Kafka lived at a time of enormous tension in Austria-Hungary and in all of Europe. During his formative years, nationalism (a desire for independence and self-control along ethnic or national lines) was on the rise within the pan-national Austro-Hungarian Empire, leading to the hostility that exploded into war when Franz Ferdinand, heir to the Austro-Hungarian throne, was assassinated in 1914. 70 million people participated in the war, 9 million of whom died, and by its end in 1918, the Austro-Hungarian, Russian, German and Ottoman empires had dissolved. The war was also significant because so many technologies were used for the first time, such as tanks, airplanes, poison gases, and new forms of artillery, resulting in a previously unimaginable scale of destruction. Kafka did not fight in World War I, first because his job was considered essential, and later because of his tuberculosis, although he wanted to enlist. After the war, Hungary split off from Austria and became Communist. Scholars still argue about whether Kafka's writings support Communism or malign it, or even if Kafka is political at all. As for his religion, Kafka wrote that he felt separate from his Jewish heritage, though some scholars define him as an exemplar of Jewish literature. He died before World War II, but all three of his sisters perished in the Holocaust.

Other Books Related to The Metamorphosis

Kafka is associated with Existentialism, a philosophical and artistic movement in the 19th and 20th century whose foundational idea is that each individual human is responsible for creating their own meaning. To paraphrase Sartre, "existence precedes essence"— life is what we make of it. As simple as it seems, this concept boldly defied the conventional thinking that meaning stems from religion or society. Existentialist works are characterized by a sense of confusion and despair in response to an absurd, unfair world. Along with The Metamorphosis, Kafka's The Trial demonstrates this stance, as a mysterious authority arrests a hapless man, Josef K., who doesn't even know what crime he's committed. Crime and Punishment by Fyodor Dostoyevsky is a 19th-century novel that deals with typical Kafka themes such as guilt and self-loathing. Existentialism became even more influential during and after World War II, and classic works from that later period include Nausea by Jean-Paul Sartre, The Stranger by Albert Camus, and "Waiting for Godot" by Samuel Beckett. Both Sartre and Camus acknowledged that Kafka's work had influenced their own.
Key Facts about The Metamorphosis
  • Full Title: The Metamorphosis
  • When Written: Over a three-week period in 1912
  • Where Written: Prague
  • When Published: 1915
  • Literary Period: World War I
  • Genre: Existentialism/Absurdism/Modernism
  • Setting: An apartment in an unnamed European city
  • Climax: During Grete's violin concert for the boarders, Gregor emerges from his room
  • Antagonist: Grete, Gregor's father, and the lodgers can all be seen as antagonists at different moments, but Gregor's greatest enemy is his own changed body and personality.
  • Point of View: Third person, limited to Gregor's point of view with some exceptions

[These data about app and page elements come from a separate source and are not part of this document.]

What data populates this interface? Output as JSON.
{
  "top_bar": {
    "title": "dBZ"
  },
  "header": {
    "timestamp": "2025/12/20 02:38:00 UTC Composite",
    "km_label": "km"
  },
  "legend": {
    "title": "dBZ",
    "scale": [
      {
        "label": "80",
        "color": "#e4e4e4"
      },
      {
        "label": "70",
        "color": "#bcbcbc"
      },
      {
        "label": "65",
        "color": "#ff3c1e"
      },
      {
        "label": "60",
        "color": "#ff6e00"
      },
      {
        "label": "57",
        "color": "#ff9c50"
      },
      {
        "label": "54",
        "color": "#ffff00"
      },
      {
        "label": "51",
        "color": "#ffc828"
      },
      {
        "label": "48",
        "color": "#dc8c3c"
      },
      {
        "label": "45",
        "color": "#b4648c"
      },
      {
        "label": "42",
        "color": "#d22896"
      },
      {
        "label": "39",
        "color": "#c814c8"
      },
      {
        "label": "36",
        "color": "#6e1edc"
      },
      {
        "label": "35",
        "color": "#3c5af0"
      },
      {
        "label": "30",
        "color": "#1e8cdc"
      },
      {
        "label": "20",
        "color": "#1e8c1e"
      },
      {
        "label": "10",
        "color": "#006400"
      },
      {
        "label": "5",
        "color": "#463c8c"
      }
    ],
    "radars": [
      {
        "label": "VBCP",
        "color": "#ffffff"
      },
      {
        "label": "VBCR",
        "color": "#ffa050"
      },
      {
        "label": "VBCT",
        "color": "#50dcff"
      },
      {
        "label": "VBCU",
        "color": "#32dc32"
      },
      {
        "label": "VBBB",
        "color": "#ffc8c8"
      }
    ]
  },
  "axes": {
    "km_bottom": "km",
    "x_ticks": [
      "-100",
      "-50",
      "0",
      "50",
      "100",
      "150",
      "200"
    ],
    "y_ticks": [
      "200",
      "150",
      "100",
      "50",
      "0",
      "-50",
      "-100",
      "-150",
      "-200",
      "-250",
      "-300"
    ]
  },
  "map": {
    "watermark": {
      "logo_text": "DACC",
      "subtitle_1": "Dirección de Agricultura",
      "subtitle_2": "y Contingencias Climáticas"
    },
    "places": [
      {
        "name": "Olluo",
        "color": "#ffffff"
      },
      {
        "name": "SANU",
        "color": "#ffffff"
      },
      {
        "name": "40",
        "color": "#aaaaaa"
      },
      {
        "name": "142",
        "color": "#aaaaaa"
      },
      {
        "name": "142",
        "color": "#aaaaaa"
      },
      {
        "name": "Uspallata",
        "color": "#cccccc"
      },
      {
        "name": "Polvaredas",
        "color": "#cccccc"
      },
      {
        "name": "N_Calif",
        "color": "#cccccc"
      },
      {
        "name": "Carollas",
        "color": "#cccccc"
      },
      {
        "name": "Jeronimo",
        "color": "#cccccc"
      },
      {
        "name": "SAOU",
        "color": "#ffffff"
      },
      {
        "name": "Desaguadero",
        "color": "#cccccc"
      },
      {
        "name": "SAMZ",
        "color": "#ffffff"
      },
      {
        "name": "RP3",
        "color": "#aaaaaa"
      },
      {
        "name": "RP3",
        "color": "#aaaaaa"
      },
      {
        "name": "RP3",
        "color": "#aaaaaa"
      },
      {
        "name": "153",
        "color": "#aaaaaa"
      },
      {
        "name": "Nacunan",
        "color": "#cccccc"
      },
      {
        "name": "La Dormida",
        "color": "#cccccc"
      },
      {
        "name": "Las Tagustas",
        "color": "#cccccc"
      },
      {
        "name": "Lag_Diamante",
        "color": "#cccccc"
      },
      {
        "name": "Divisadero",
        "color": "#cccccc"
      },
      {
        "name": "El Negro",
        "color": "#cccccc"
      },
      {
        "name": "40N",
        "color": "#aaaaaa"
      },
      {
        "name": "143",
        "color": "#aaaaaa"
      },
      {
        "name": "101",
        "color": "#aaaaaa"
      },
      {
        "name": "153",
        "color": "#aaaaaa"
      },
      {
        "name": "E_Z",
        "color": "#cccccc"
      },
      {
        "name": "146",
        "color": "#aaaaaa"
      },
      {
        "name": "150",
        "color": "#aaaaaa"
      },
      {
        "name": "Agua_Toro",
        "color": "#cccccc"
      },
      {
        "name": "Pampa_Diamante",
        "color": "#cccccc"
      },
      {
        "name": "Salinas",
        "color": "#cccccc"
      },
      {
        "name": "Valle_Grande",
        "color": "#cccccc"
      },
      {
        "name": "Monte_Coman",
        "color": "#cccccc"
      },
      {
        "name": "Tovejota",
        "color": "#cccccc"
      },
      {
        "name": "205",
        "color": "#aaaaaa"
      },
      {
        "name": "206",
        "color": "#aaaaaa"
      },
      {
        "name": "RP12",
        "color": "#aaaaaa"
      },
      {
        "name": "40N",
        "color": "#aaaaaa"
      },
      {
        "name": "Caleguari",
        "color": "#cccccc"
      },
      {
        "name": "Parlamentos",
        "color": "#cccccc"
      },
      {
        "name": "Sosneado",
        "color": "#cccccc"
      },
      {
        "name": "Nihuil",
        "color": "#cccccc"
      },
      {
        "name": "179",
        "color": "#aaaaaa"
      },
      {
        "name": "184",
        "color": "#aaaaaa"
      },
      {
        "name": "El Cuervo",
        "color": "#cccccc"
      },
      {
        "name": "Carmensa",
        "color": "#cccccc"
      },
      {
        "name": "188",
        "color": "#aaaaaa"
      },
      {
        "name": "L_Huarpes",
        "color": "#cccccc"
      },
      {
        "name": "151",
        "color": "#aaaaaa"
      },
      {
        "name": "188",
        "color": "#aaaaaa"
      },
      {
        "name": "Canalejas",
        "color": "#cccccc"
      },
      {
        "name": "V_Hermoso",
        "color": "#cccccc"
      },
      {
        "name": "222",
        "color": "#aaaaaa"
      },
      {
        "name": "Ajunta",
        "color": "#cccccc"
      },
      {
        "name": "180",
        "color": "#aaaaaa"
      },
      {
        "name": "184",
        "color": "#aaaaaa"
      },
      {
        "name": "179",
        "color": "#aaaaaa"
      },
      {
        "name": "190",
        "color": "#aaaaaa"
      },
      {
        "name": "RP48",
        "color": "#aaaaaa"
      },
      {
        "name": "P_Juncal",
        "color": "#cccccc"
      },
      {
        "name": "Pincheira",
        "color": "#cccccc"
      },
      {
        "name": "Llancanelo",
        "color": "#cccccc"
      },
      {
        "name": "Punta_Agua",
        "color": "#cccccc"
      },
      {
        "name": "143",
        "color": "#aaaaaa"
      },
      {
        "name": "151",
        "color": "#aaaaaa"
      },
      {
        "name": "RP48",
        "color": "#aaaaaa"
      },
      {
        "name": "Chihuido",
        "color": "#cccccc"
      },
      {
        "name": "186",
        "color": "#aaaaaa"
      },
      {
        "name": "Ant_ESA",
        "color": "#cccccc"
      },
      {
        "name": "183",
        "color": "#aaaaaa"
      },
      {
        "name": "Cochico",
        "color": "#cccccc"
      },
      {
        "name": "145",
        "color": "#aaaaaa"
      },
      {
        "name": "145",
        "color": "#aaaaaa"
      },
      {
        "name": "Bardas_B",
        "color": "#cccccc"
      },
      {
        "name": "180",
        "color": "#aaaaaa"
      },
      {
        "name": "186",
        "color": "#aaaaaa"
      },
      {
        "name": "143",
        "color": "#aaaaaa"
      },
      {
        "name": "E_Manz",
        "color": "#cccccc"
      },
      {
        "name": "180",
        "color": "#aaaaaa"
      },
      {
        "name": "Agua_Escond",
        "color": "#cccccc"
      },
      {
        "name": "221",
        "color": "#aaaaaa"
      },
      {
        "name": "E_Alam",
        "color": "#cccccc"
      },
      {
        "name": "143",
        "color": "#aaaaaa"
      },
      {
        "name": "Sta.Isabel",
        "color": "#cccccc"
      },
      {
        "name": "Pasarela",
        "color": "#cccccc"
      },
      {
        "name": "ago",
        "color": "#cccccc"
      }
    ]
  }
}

Extra Credit for The Metamorphosis

Cockroach or not? Kafka never specifies what kind of insect Gregor becomes. He uses a German word that roughly translates to "vermin," then describes Gregor's many small legs, hard rounded shell, and antennae, suggesting a cockroach. Scholars have put forward other theories over the years, the most interesting of which comes from Vladimir Nabokov, who was convinced that Gregor actually became a winged beetle, capable of but never achieving flight.

Gregor on stage Many theater groups have attempted to adapt The Metamorphosis for the stage or screen—no easy feat, considering the main character. In a recent, critically acclaimed production, actor-director Gisli Orn Gardasson got around this issue by rejecting costume pieces or body paint in favor of contorting himself into insectlike positions, physically illustrating Gregor's mental anguish of being a human mind in a bug's body.